“Any animal around food presents a food contamination threat,” said Robert M. Corrigan, a rodentologist and research scientist for the New York City Department of Health and Mental Hygiene. “And so that means anything from animal pieces and parts to hair and excrement could end up in food, and that alone, of course, is a violation of the health code.”
Mr. Corrigan did concede that some studies have shown that the smell of cats in an enclosed area will keep mice away. But he does not endorse cats as a form of pest control because, he explained, the bacteria, viruses, fungi, parasites and nematodes carried by rats may infect humans by secondary transfer through a cat.
Still, many store owners keep cats despite the law, mainly because other options have failed and the fine for rodent feces is also $300. “It’s hard for bodega owners because they’re not supposed to have a cat, but they’re also not supposed to have rats,” said José Fernández, the president of the Bodega Association of the United States.
Luis Martinez, 42, has managed his brother’s grocery in East New York, Brooklyn, for two years. At first, despite weekly visits from an exterminator, the store’s inventory was ravaged constantly by nibbling vermin.

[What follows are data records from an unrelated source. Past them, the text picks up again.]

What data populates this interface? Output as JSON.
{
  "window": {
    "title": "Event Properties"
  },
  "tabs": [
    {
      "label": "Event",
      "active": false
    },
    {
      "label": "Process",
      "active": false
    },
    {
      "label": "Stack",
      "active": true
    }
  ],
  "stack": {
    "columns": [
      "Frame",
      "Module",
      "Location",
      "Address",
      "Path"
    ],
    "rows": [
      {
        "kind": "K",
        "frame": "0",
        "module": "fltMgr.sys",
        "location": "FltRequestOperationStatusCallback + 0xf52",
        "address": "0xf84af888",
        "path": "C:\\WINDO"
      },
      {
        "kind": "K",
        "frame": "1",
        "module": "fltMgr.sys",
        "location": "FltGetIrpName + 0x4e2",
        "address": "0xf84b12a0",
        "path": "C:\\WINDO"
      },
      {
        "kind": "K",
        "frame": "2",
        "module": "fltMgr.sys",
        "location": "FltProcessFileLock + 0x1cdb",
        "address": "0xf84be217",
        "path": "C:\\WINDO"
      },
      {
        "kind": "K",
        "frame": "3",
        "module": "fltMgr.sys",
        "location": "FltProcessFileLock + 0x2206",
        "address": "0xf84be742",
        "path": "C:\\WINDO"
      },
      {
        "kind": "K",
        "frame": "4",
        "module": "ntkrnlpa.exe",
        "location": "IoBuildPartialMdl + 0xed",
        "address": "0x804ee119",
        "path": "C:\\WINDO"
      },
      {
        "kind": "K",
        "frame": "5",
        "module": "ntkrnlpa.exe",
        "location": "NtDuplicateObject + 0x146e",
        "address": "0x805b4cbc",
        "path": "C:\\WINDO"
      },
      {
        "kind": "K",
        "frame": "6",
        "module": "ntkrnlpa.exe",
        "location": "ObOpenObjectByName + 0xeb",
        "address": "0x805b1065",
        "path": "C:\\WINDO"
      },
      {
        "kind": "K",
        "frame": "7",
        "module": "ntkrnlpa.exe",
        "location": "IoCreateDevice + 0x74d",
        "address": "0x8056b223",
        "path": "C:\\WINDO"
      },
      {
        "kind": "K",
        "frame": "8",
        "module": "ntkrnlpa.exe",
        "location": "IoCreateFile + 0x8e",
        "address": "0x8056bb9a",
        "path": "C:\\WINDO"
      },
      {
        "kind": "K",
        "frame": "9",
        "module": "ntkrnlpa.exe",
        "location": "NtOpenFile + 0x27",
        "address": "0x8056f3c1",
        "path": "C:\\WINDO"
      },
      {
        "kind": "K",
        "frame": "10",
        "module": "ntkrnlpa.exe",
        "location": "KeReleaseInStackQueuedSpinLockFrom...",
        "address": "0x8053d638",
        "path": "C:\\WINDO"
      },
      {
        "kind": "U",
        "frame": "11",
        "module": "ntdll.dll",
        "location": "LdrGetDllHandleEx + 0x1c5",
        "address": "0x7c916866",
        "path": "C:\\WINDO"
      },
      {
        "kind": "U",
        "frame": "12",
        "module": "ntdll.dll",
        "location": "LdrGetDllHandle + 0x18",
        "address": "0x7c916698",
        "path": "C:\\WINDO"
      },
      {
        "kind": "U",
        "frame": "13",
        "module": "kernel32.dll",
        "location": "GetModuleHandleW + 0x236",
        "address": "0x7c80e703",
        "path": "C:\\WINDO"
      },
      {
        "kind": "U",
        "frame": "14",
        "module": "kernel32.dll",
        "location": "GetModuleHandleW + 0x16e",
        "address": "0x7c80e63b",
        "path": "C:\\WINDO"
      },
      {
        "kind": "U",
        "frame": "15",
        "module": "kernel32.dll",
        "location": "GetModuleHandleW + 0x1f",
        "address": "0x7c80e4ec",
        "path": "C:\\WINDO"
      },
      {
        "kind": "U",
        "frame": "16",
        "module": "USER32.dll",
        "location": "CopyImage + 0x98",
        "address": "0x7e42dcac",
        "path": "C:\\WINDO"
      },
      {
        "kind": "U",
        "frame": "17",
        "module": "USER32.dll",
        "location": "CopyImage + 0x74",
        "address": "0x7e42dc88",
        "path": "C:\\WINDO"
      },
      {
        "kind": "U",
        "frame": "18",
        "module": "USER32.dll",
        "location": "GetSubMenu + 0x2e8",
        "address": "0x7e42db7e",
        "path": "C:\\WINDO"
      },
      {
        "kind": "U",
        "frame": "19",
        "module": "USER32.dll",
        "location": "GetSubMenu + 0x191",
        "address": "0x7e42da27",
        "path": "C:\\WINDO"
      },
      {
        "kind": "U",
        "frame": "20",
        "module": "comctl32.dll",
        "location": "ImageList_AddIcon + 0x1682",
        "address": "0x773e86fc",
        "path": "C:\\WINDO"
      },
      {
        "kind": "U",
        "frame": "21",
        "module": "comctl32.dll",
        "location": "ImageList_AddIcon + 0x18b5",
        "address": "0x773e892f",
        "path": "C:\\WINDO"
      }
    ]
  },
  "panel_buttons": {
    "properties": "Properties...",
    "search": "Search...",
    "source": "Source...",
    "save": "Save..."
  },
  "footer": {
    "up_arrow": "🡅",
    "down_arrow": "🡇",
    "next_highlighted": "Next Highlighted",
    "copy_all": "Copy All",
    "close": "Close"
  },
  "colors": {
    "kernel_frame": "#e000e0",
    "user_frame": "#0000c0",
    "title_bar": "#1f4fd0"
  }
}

“Every night I had to put the bread in the freezer,” he said, pointing at shelves filled with bread and hamburger buns. “I was losing too much inventory. The chips and the Lipton soups all had holes in them.”
Then, last winter, a friend brought Mr. Martinez a marmalade kitten in need of a home. Mr. Martinez, who was skeptical of how one slinky kitten could fend off an army of hungry rats, set up a litter box in the back of the store, put down an old fleece jacket and named the kitten Junior.
Within two weeks, Mr. Martinez said, “a miracle.”
“Before you’d see giant rats running in off the streets into the store, but since Junior, no more,” he said.
Junior sometimes brings Mr. Martinez mouse carcasses as gifts, which he said bothers him less than the smell that permeates his store when the exterminator’s victims die and rot under a freezer.
In October, a health inspector fined Mr. Martinez $300 and warned him that if Junior was still there by the time of the next inspection he would be fined $2,000.
“He wants me to get rid of the cat, but the rats will take over if I do,” Mr. Martinez said. “I need the cat, and the cat needs a home.”
Because stores do not get advance notification of an inspection, Mr. Martinez is trying to keep Junior in his office as much as possible. Many bodega owners reason that a cat is less of a health threat than an army of nibbling rats. “If cats live in homes and apartments where people have food, a cat shouldn’t be a threat in a store if it’s well maintained,” Mr. Fernández said.
Some animal rescue groups, like the Spay and Neuter Intervention Project, support the legalization and regulation of store cats so that owners would be required to provide basic veterinary care and to spay or neuter their animals.
At a corner store in Greenpoint, Brooklyn, Andre Duran, one of the owners, said he had kept a cat for six years and had never been fined.
“That’s Oreo,” he said, as he lifted a tiny black cat with white paws into his arms and carried her like a football. “No one’s ever complained about cat hair in their sandwiches, and if she weren’t here, you bet there’d be bigger problems than hair.”
As a line formed at Mr. Duran’s cash register and he excused himself to take orders, Oreo’s ears perked up and she slunk away toward the back of the store. She was, perhaps, in pursuit of something.